When you find the word "desc" in a line of the entries, please copy the whole line.

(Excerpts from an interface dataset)
—————

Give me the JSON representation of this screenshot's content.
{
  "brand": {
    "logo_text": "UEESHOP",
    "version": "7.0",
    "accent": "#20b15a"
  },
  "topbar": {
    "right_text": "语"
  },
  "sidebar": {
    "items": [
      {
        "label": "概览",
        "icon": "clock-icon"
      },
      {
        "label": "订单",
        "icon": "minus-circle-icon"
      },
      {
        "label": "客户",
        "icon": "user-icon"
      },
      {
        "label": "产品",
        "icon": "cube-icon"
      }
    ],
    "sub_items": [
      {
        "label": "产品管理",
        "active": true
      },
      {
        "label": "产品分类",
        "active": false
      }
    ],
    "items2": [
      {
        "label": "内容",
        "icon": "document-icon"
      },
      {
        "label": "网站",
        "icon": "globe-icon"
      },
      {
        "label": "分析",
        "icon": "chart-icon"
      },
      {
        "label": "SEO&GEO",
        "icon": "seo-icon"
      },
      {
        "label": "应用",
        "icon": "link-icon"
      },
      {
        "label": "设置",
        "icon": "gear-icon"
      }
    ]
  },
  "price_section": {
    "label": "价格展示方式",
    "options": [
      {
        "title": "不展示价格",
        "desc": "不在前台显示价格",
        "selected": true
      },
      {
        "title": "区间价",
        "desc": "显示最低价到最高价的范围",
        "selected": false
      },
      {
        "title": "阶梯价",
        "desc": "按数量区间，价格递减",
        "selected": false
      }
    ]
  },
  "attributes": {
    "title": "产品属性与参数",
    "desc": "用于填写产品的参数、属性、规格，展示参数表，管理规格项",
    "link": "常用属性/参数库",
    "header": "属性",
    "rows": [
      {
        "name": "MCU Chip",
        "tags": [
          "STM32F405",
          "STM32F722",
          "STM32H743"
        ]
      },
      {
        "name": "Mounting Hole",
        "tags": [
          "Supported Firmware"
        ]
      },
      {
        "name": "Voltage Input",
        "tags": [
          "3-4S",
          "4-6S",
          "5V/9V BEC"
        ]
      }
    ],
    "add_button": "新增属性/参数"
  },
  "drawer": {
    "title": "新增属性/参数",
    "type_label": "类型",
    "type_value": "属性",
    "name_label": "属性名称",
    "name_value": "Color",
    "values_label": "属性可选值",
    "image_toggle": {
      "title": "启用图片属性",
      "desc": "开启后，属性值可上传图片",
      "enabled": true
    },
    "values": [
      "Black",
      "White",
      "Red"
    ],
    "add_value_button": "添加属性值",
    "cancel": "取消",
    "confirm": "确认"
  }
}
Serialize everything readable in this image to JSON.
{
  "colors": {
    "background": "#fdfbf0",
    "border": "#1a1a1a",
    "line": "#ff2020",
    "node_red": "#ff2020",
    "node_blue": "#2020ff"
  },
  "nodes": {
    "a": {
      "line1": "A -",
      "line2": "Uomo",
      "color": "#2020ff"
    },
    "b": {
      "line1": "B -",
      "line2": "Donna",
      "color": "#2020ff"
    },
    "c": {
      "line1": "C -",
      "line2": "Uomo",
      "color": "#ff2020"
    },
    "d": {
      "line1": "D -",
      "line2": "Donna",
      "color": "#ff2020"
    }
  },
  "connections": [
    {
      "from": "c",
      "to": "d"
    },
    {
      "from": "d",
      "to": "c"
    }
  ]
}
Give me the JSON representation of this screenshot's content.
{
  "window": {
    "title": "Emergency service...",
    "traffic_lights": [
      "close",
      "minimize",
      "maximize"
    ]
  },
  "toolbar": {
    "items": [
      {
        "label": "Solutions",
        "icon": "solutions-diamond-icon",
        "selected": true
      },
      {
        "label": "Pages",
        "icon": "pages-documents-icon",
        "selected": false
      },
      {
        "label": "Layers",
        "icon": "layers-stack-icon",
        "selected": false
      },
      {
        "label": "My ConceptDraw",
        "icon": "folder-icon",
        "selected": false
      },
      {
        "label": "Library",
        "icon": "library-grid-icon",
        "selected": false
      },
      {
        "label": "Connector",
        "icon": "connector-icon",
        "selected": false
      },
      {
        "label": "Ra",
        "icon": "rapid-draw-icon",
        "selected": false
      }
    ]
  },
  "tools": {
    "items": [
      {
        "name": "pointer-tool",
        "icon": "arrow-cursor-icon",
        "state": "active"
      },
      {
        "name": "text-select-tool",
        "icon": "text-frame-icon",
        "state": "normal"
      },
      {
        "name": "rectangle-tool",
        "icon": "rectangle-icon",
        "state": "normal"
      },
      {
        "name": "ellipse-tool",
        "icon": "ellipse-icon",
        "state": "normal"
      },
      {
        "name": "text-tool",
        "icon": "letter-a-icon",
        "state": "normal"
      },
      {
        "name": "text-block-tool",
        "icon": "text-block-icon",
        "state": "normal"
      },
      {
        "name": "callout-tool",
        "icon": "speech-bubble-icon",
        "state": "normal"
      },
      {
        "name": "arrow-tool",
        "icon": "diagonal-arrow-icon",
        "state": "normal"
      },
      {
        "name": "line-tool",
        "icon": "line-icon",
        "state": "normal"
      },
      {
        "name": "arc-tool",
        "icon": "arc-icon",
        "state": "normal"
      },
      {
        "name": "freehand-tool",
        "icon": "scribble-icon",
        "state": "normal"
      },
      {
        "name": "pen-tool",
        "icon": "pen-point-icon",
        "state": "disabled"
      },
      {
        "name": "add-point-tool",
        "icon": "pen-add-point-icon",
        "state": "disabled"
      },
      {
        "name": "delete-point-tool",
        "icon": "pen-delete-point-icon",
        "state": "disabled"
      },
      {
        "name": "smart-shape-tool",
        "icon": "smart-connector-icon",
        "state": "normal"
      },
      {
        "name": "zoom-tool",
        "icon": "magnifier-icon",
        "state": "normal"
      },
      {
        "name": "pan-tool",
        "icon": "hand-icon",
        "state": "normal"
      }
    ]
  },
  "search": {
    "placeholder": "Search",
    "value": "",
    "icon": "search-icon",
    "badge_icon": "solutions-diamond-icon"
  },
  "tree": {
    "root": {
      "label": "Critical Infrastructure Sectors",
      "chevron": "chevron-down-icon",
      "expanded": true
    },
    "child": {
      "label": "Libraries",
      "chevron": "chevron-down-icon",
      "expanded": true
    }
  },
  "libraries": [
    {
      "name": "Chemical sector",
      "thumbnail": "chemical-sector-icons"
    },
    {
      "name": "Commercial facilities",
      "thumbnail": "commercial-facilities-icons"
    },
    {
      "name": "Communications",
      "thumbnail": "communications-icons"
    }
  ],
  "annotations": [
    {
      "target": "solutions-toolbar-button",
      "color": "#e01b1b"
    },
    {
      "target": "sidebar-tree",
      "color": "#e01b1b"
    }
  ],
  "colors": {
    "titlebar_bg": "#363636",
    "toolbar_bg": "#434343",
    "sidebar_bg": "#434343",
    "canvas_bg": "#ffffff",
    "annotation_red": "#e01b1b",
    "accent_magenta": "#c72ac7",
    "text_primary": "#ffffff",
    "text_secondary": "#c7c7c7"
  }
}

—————

#### Response to the exercise:
        "desc": "不在前台显示价格",
        "desc": "显示最低价到最高价的范围",
        "desc": "按数量区间，价格递减",
    "desc": "用于填写产品的参数、属性、规格，展示参数表，管理规格项",
      "desc": "开启后，属性值可上传图片",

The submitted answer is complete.